(according to a study presented at the American Academy of
Neurology's 52nd Annual Meeting).
- knitting could help alleviate major trauma effects
to British psychologist Dr. Emily Holmes).
- "a group of mathematicians is taking
a new look at some old problems and using crafts like knitting
and crocheting to solve them. From the way the atmosphere generates
weather to the shape of the human brain, knit and crocheted
models have provided new insight into the geometry of the natural
- knitting and crocheting have been proven to
reduce stress according to a study done by Harvard
Medical School Mind Body Institute and another study done
- there's even research that suggests that
knitting induces a meditative state similar to that of Nepalese
monks - who increase the capacity of their brain through meditation.
Got a link we should add? Please e-mail Carol@FiberAndFolk.com and we'll add it!
Don't forget to sign
up for our e-mail list and we'll keep you up to
date with Fair plans. Click on the "DIIP" option
to get reminders and news. PLUS, your demographic information
is helpful to us as we gain sponsorship. You'd be helping the
Fair grow and we PROMISE that your information will be kept
private. Click here to
"I just wanted to say how wonderful
it was to meet you and your crew and to participate in DIIP." -- e-mail comment
Celebrating the Work of Your Hands
at DIIP for four years:

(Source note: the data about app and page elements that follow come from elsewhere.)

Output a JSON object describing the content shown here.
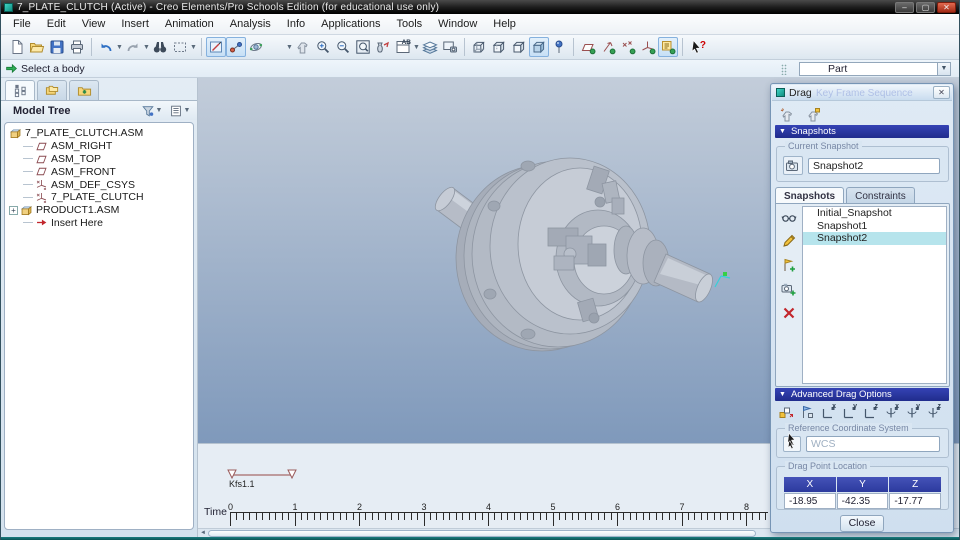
{
  "window": {
    "title": "7_PLATE_CLUTCH (Active) - Creo Elements/Pro Schools Edition (for educational use only)"
  },
  "icons": {
    "minimize": "–",
    "restore": "▢",
    "close": "✕",
    "dropdown": "▼",
    "collapse_triangle": "▼",
    "left_arrow": "◄",
    "views_label": "AB",
    "help_q": "?",
    "axis_x": "x",
    "axis_y": "y",
    "axis_z": "z",
    "plus_expand": "+"
  },
  "menu": {
    "items": [
      "File",
      "Edit",
      "View",
      "Insert",
      "Animation",
      "Analysis",
      "Info",
      "Applications",
      "Tools",
      "Window",
      "Help"
    ]
  },
  "toolbar": {
    "icon_names": [
      "new-file",
      "open",
      "save",
      "print",
      "undo",
      "redo",
      "find",
      "select-box",
      "repaint",
      "spin-center",
      "orbit",
      "shaded-sphere",
      "drag-hand",
      "zoom-in",
      "zoom-out",
      "zoom-fit",
      "reorient",
      "saved-views",
      "layers",
      "view-manager",
      "wireframe",
      "hidden-line",
      "no-hidden",
      "shading",
      "datum-point",
      "plane-display",
      "axis-display",
      "point-display",
      "csys-display",
      "annotation-display",
      "context-help"
    ]
  },
  "message_bar": {
    "prompt": "Select a body"
  },
  "mode_combo": {
    "value": "Part"
  },
  "model_tree": {
    "title": "Model Tree",
    "items": [
      {
        "label": "7_PLATE_CLUTCH.ASM"
      },
      {
        "label": "ASM_RIGHT"
      },
      {
        "label": "ASM_TOP"
      },
      {
        "label": "ASM_FRONT"
      },
      {
        "label": "ASM_DEF_CSYS"
      },
      {
        "label": "7_PLATE_CLUTCH"
      },
      {
        "label": "PRODUCT1.ASM"
      },
      {
        "label": "Insert Here"
      }
    ]
  },
  "timeline": {
    "label": "Time",
    "track_label": "Kfs1.1",
    "start": 0,
    "end": 8
  },
  "drag_dialog": {
    "title": "Drag",
    "ghost_title": "Key Frame Sequence",
    "sections": {
      "snapshots": "Snapshots",
      "advanced": "Advanced Drag Options"
    },
    "current_snapshot": {
      "label": "Current Snapshot",
      "value": "Snapshot2"
    },
    "tabs": {
      "snapshots": "Snapshots",
      "constraints": "Constraints",
      "active": "Snapshots"
    },
    "snapshot_list": [
      "Initial_Snapshot",
      "Snapshot1",
      "Snapshot2"
    ],
    "selected_snapshot": "Snapshot2",
    "reference_cs": {
      "label": "Reference Coordinate System",
      "value": "WCS"
    },
    "drag_point": {
      "label": "Drag Point Location",
      "columns": [
        "X",
        "Y",
        "Z"
      ],
      "values": [
        "-18.95",
        "-42.35",
        "-17.77"
      ]
    },
    "close_label": "Close"
  },
  "colors": {
    "header_navy": "#2b35a3",
    "selection_cyan": "#b6e4ec",
    "viewport_top": "#c3cdda",
    "viewport_bottom": "#7f99bb",
    "accent_blue": "#2d6fc4",
    "teal_strip": "#0b5456"
  }
}
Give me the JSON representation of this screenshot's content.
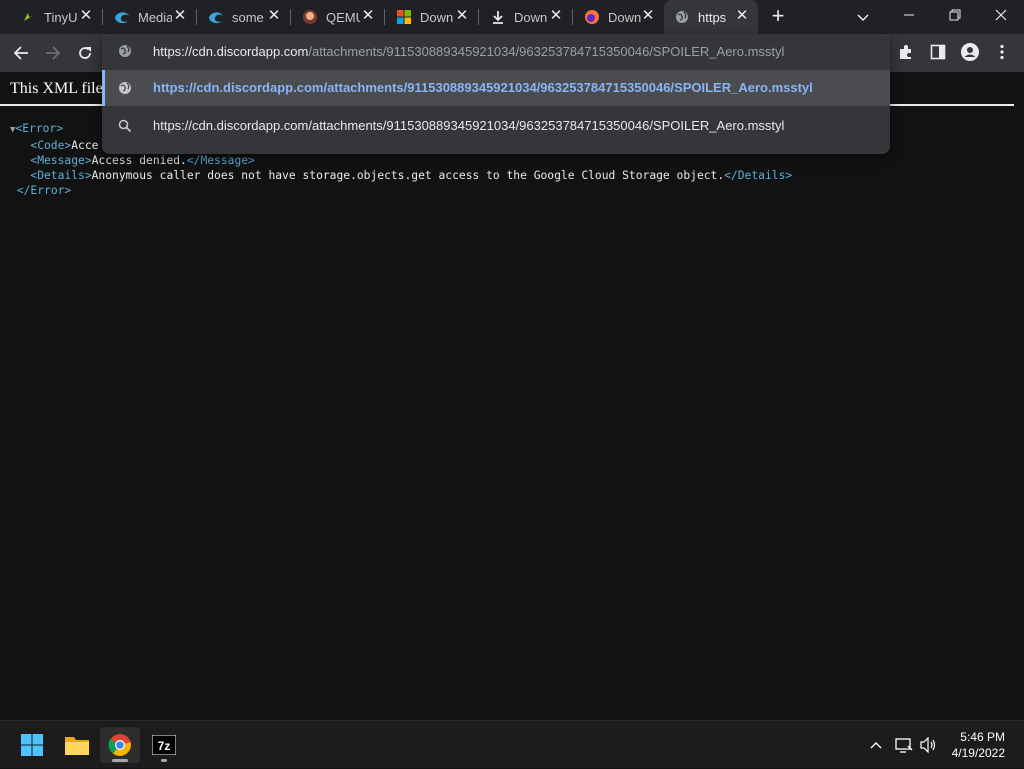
{
  "tabs": [
    {
      "title": "TinyU",
      "icon": "tinyurl-icon",
      "active": false
    },
    {
      "title": "Media",
      "icon": "edge-icon",
      "active": false
    },
    {
      "title": "some",
      "icon": "edge-icon",
      "active": false
    },
    {
      "title": "QEMU",
      "icon": "qemu-icon",
      "active": false
    },
    {
      "title": "Down",
      "icon": "microsoft-icon",
      "active": false
    },
    {
      "title": "Down",
      "icon": "download-icon",
      "active": false
    },
    {
      "title": "Down",
      "icon": "firefox-icon",
      "active": false
    },
    {
      "title": "https",
      "icon": "globe-icon",
      "active": true
    }
  ],
  "omnibox": {
    "url_host": "https://cdn.discordapp.com",
    "url_path": "/attachments/911530889345921034/963253784715350046/SPOILER_Aero.msstyl",
    "suggestions": [
      {
        "text": "https://cdn.discordapp.com/attachments/911530889345921034/963253784715350046/SPOILER_Aero.msstyl",
        "kind": "url"
      },
      {
        "text": "https://cdn.discordapp.com/attachments/911530889345921034/963253784715350046/SPOILER_Aero.msstyl",
        "kind": "search"
      }
    ]
  },
  "page": {
    "banner": "This XML file",
    "xml": {
      "error_open": "<Error>",
      "code_open": "<Code>",
      "code_text": "Acce",
      "message_open": "<Message>",
      "message_text": "Access denied.",
      "message_close": "</Message>",
      "details_open": "<Details>",
      "details_text": "Anonymous caller does not have storage.objects.get access to the Google Cloud Storage object.",
      "details_close": "</Details>",
      "error_close": "</Error>"
    }
  },
  "taskbar": {
    "apps": [
      "start-icon",
      "file-explorer-icon",
      "chrome-icon",
      "7zip-icon"
    ],
    "sevenzip_label": "7z",
    "time": "5:46 PM",
    "date": "4/19/2022"
  },
  "colors": {
    "accent": "#8ab4f8",
    "xml_tag": "#5db0d7",
    "page_bg": "#121212",
    "toolbar_bg": "#35363a",
    "tabstrip_bg": "#202124"
  }
}
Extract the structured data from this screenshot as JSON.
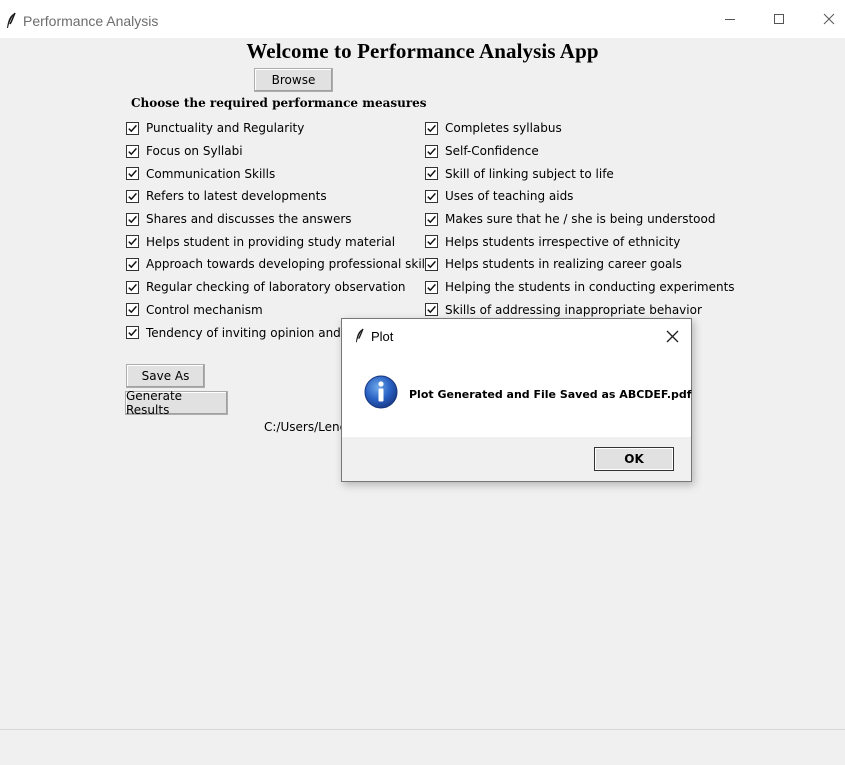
{
  "window": {
    "title": "Performance Analysis",
    "icon": "feather-icon"
  },
  "main": {
    "heading": "Welcome to Performance Analysis App",
    "browse_label": "Browse",
    "measures_label": "Choose the required performance measures",
    "measures_left": [
      {
        "label": "Punctuality and Regularity",
        "checked": true
      },
      {
        "label": "Focus on Syllabi",
        "checked": true
      },
      {
        "label": "Communication Skills",
        "checked": true
      },
      {
        "label": "Refers to latest developments",
        "checked": true
      },
      {
        "label": "Shares and discusses the answers",
        "checked": true
      },
      {
        "label": "Helps student in providing study material",
        "checked": true
      },
      {
        "label": "Approach towards developing professional skills",
        "checked": true
      },
      {
        "label": "Regular checking of laboratory observation",
        "checked": true
      },
      {
        "label": "Control mechanism",
        "checked": true
      },
      {
        "label": "Tendency of inviting opinion and q",
        "checked": true
      }
    ],
    "measures_right": [
      {
        "label": "Completes syllabus",
        "checked": true
      },
      {
        "label": "Self-Confidence",
        "checked": true
      },
      {
        "label": "Skill of linking subject to life",
        "checked": true
      },
      {
        "label": "Uses of teaching aids",
        "checked": true
      },
      {
        "label": "Makes sure that he / she is being understood",
        "checked": true
      },
      {
        "label": "Helps students irrespective of ethnicity",
        "checked": true
      },
      {
        "label": "Helps students in realizing career goals",
        "checked": true
      },
      {
        "label": "Helping the students in conducting experiments",
        "checked": true
      },
      {
        "label": "Skills of addressing inappropriate behavior",
        "checked": true
      }
    ],
    "save_as_label": "Save As",
    "generate_label": "Generate Results",
    "path_text": "C:/Users/Lenc"
  },
  "dialog": {
    "title": "Plot",
    "icon": "info-icon",
    "message": "Plot Generated and File Saved as ABCDEF.pdf",
    "ok_label": "OK"
  }
}
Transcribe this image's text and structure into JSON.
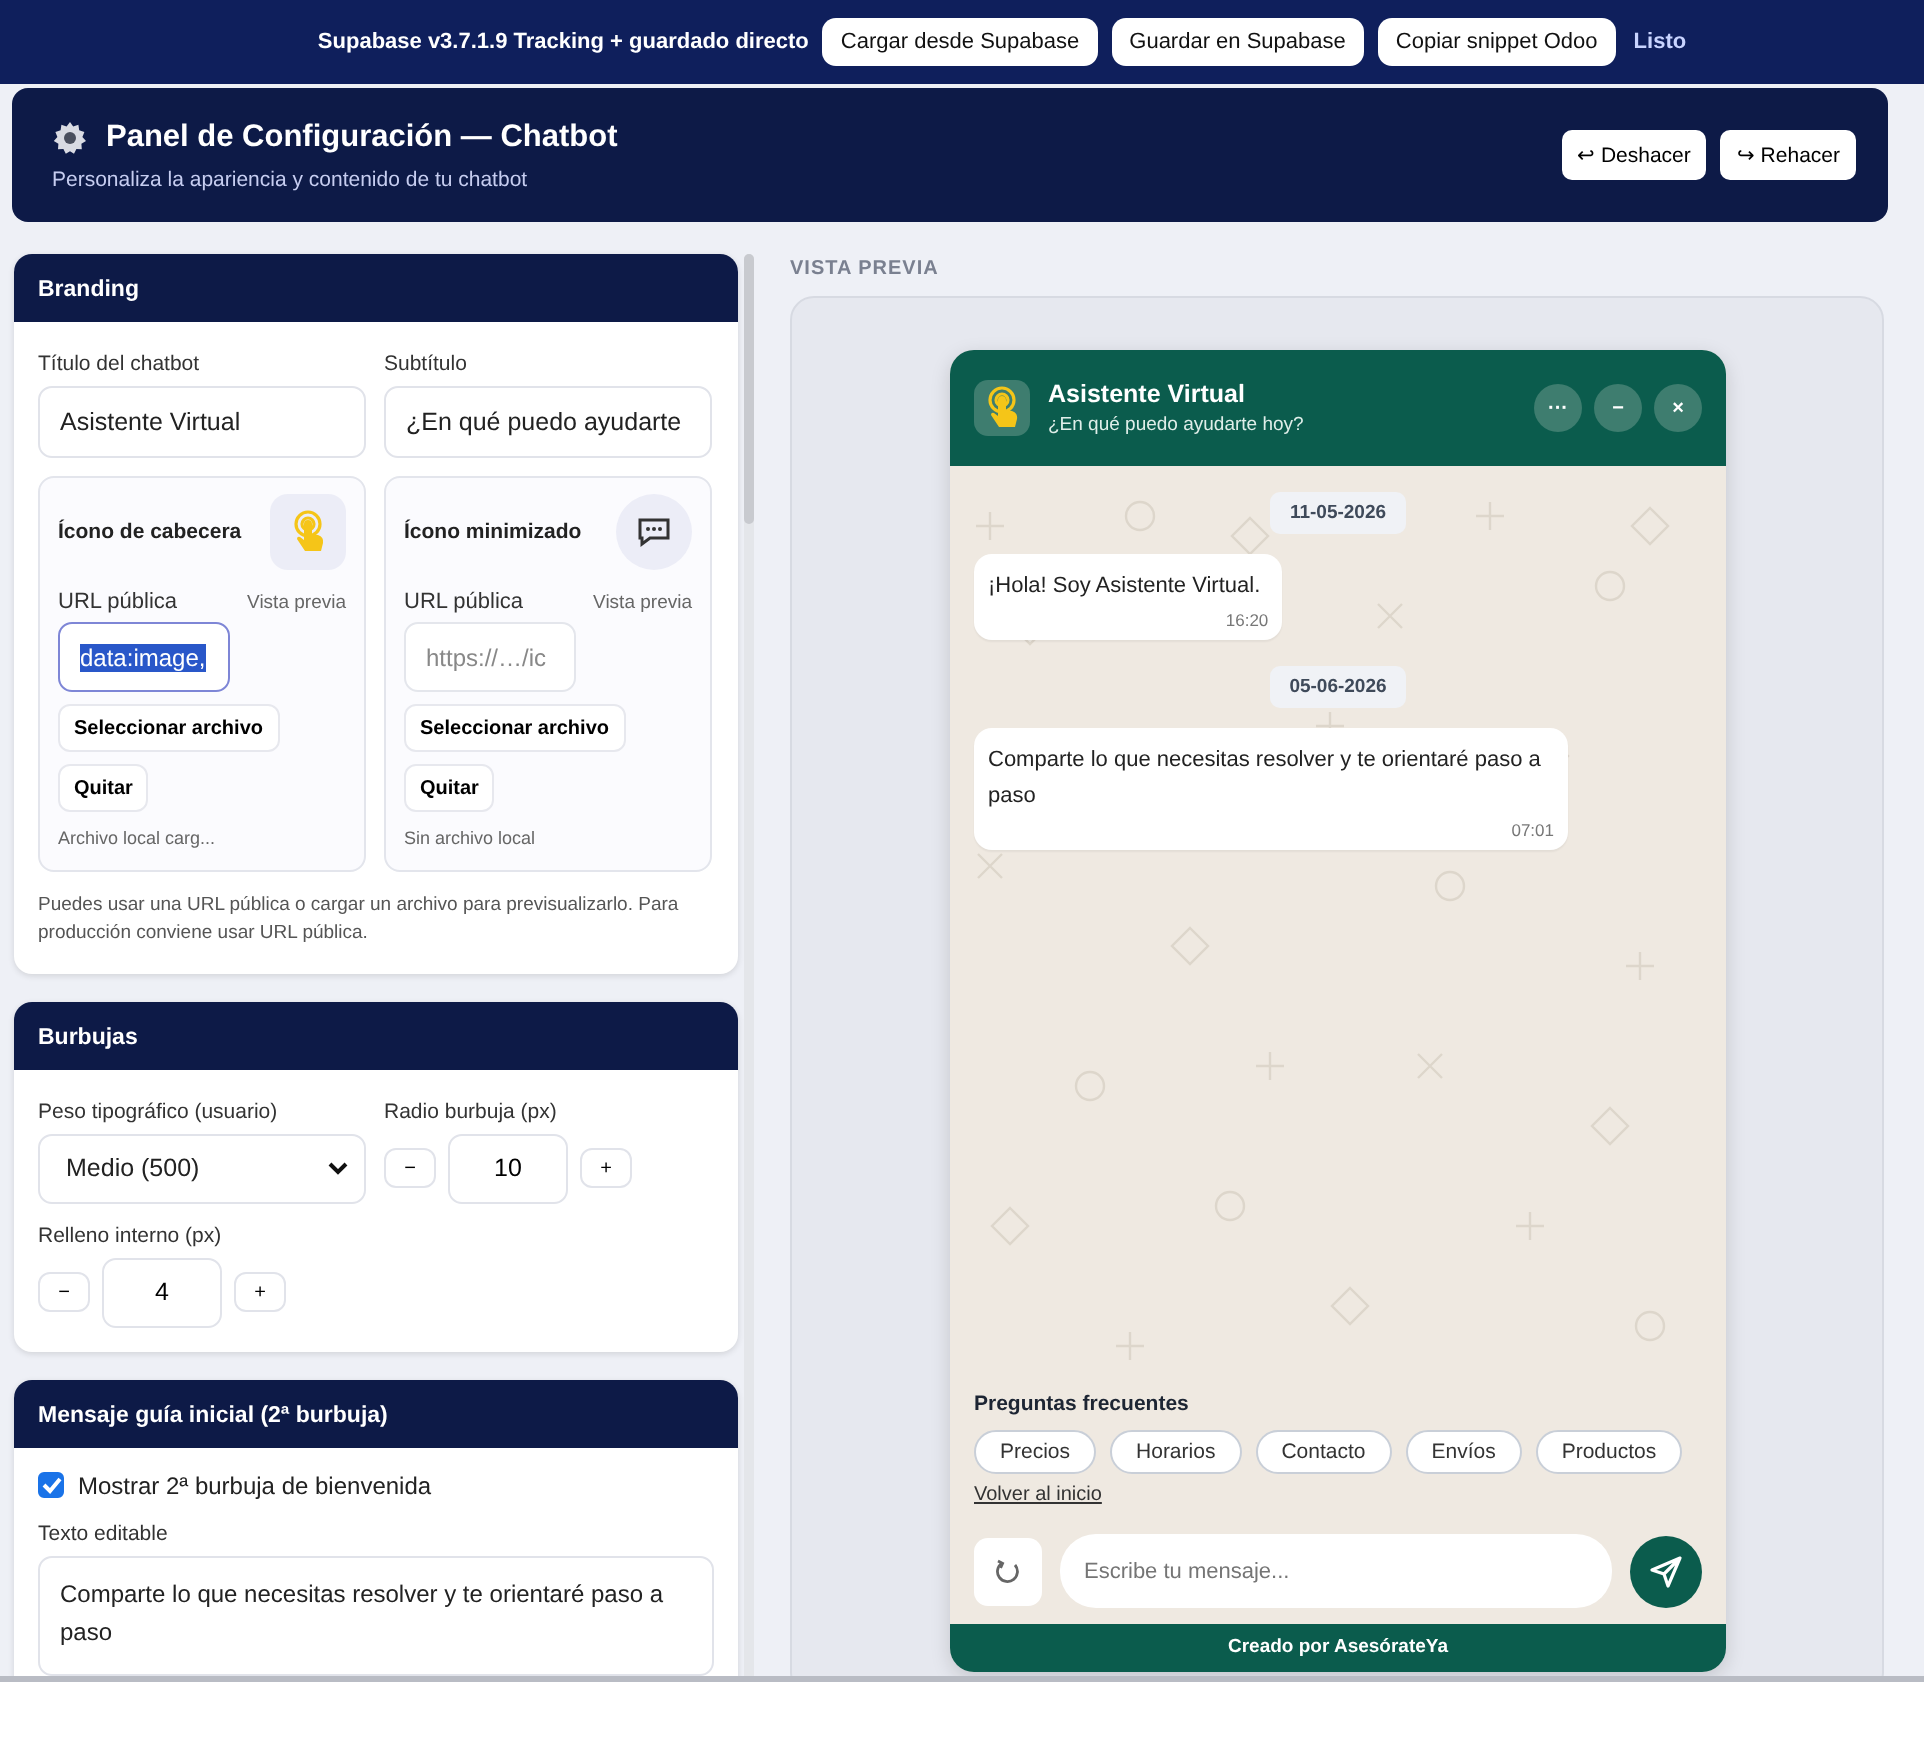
{
  "top_bar": {
    "title": "Supabase v3.7.1.9 Tracking + guardado directo",
    "buttons": [
      "Cargar desde Supabase",
      "Guardar en Supabase",
      "Copiar snippet Odoo"
    ],
    "link": "Listo"
  },
  "header": {
    "title": "Panel de Configuración — Chatbot",
    "subtitle": "Personaliza la apariencia y contenido de tu chatbot",
    "buttons": [
      "↩ Deshacer",
      "↪ Rehacer"
    ]
  },
  "branding": {
    "title": "Branding",
    "fields": [
      {
        "label": "Título del chatbot",
        "value": "Asistente Virtual"
      },
      {
        "label": "Subtítulo",
        "value": "¿En qué puedo ayudarte"
      }
    ],
    "icon_cards": [
      {
        "kind": "hand",
        "title": "Ícono de cabecera",
        "url_label": "URL pública",
        "preview_label": "Vista previa",
        "value": "data:image,",
        "selected": true,
        "select_button": "Seleccionar archivo",
        "remove_button": "Quitar",
        "status": "Archivo local carg..."
      },
      {
        "kind": "chat",
        "title": "Ícono minimizado",
        "url_label": "URL pública",
        "preview_label": "Vista previa",
        "placeholder": "https://…/ic",
        "selected": false,
        "select_button": "Seleccionar archivo",
        "remove_button": "Quitar",
        "status": "Sin archivo local"
      }
    ],
    "note": "Puedes usar una URL pública o cargar un archivo para previsualizarlo. Para producción conviene usar URL pública."
  },
  "bubbles": {
    "title": "Burbujas",
    "weight": {
      "label": "Peso tipográfico (usuario)",
      "value": "Medio (500)"
    },
    "steppers": [
      {
        "label": "Radio burbuja (px)",
        "value": "10",
        "minus": "−",
        "plus": "+"
      },
      {
        "label": "Relleno interno (px)",
        "value": "4",
        "minus": "−",
        "plus": "+"
      }
    ]
  },
  "guide": {
    "title": "Mensaje guía inicial (2ª burbuja)",
    "checkbox": {
      "label": "Mostrar 2ª burbuja de bienvenida",
      "checked": true
    },
    "text_label": "Texto editable",
    "text": "Comparte lo que necesitas resolver y te orientaré paso a paso"
  },
  "preview": {
    "label": "VISTA PREVIA",
    "chat": {
      "title": "Asistente Virtual",
      "subtitle": "¿En qué puedo ayudarte hoy?",
      "header_buttons": [
        "···",
        "−",
        "×"
      ],
      "messages": [
        {
          "kind": "date",
          "text": "11-05-2026"
        },
        {
          "kind": "bot",
          "text": "¡Hola! Soy Asistente Virtual.",
          "time": "16:20"
        },
        {
          "kind": "date",
          "text": "05-06-2026"
        },
        {
          "kind": "bot",
          "text": "Comparte lo que necesitas resolver y te orientaré paso a paso",
          "time": "07:01"
        }
      ],
      "faq_title": "Preguntas frecuentes",
      "faq": [
        "Precios",
        "Horarios",
        "Contacto",
        "Envíos",
        "Productos"
      ],
      "back_link": "Volver al inicio",
      "input_placeholder": "Escribe tu mensaje...",
      "footer": "Creado por AsesórateYa"
    }
  }
}
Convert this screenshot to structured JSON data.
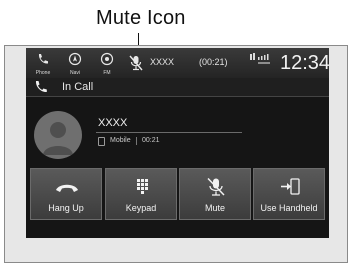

"How cool is this?! Thank
-- e-mail comment
was the best fiber fair that I've ever been to"
wait for next year :-) "